And this unintended/unintuitive side-effect of CREATE2 which can be maliciously exploited in multiple ways certainly looks like a flaw in opcode semantics. Yes, it may be too late to fix/remove it now before Constantinople (assuming the cost to fix > risk of exploitation) but has to be addressed soon if we believe this is indeed a design flaw.

If I’ve understood correctly then for it to be possible to mutate contract A’s byte code, contract A must somewhere call selfdestruct. If that’s the case, a big red warning on etherscan.io for post-C contracts which contain selfdestruct opcode would probably make this exploit / obfuscation near useless.

I do think it would pretty much kill off use of selfdestruct but don’t see that as problematic as it is fairly rarely used today due to their being little incentive to include it.

Right, and if that’s a concern, you should not let in contracts that can SELFDESTRUCT.

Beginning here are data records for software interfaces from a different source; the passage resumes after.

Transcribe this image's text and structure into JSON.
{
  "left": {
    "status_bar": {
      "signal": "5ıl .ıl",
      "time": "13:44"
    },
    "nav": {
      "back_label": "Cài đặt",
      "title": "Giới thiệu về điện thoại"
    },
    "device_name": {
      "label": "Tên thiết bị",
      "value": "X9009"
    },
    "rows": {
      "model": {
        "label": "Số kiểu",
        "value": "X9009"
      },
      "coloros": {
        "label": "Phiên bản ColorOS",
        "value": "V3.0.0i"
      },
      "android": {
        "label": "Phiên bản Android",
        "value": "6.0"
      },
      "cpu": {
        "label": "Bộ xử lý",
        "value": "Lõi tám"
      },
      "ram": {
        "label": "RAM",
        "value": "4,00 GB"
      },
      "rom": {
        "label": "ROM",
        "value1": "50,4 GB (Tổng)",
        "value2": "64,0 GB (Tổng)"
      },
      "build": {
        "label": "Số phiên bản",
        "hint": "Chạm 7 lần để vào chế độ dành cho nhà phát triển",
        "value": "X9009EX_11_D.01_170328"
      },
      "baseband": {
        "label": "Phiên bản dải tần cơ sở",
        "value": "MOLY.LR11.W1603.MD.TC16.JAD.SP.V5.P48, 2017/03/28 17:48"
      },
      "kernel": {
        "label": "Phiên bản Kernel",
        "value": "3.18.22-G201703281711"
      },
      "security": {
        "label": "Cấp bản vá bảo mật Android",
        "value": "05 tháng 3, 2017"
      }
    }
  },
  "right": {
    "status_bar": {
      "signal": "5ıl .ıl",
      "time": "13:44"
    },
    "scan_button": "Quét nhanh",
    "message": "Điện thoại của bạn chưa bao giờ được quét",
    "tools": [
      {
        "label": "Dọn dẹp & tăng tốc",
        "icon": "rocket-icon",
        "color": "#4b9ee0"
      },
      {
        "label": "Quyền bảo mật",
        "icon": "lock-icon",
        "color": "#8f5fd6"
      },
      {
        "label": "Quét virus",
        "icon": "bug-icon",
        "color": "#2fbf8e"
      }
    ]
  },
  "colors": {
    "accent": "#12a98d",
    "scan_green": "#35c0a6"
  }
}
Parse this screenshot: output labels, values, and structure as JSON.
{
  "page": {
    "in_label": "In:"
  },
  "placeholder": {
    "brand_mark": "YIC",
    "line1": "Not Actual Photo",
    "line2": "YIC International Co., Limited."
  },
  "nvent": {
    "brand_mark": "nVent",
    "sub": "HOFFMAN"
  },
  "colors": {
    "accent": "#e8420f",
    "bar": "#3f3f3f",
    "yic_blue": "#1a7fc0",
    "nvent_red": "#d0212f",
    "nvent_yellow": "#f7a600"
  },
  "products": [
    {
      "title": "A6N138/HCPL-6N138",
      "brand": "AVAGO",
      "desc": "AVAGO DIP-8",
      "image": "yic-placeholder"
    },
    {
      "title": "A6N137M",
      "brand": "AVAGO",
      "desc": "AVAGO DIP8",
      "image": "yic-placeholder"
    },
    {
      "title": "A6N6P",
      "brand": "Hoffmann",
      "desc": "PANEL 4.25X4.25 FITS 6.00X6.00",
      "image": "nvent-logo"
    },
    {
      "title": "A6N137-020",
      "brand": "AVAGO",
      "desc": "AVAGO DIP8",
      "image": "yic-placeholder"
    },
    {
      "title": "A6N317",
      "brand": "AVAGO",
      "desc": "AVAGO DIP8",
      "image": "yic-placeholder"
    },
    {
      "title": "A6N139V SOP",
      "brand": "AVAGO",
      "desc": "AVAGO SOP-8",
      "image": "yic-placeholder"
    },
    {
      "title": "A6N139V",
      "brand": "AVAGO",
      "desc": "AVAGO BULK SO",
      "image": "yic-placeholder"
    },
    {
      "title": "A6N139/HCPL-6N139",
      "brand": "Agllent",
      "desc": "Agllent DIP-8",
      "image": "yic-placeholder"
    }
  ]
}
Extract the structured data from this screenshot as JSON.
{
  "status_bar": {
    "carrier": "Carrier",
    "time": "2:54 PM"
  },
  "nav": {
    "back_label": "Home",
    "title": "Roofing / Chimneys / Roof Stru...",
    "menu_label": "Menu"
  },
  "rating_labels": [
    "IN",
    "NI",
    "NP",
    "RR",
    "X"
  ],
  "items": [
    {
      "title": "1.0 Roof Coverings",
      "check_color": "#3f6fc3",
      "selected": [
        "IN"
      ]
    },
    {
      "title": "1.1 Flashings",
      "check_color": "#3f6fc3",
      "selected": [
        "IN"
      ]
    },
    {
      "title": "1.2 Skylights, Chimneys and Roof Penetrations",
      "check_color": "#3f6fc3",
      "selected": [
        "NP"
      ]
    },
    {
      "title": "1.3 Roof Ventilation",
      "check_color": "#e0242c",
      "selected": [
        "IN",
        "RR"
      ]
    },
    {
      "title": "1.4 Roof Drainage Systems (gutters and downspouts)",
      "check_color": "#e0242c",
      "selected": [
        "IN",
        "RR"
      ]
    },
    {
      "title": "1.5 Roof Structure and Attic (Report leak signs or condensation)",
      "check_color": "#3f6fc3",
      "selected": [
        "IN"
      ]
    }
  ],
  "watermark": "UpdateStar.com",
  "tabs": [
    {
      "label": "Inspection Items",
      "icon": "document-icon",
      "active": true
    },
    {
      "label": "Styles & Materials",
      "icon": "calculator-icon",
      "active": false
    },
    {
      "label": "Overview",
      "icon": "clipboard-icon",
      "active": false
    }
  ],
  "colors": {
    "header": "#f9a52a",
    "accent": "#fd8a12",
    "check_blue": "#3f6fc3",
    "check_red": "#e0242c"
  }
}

If, however, your main concern is that it doesn’t do a reentrancy-attack against you, then you might allow that but don’t allow change of code.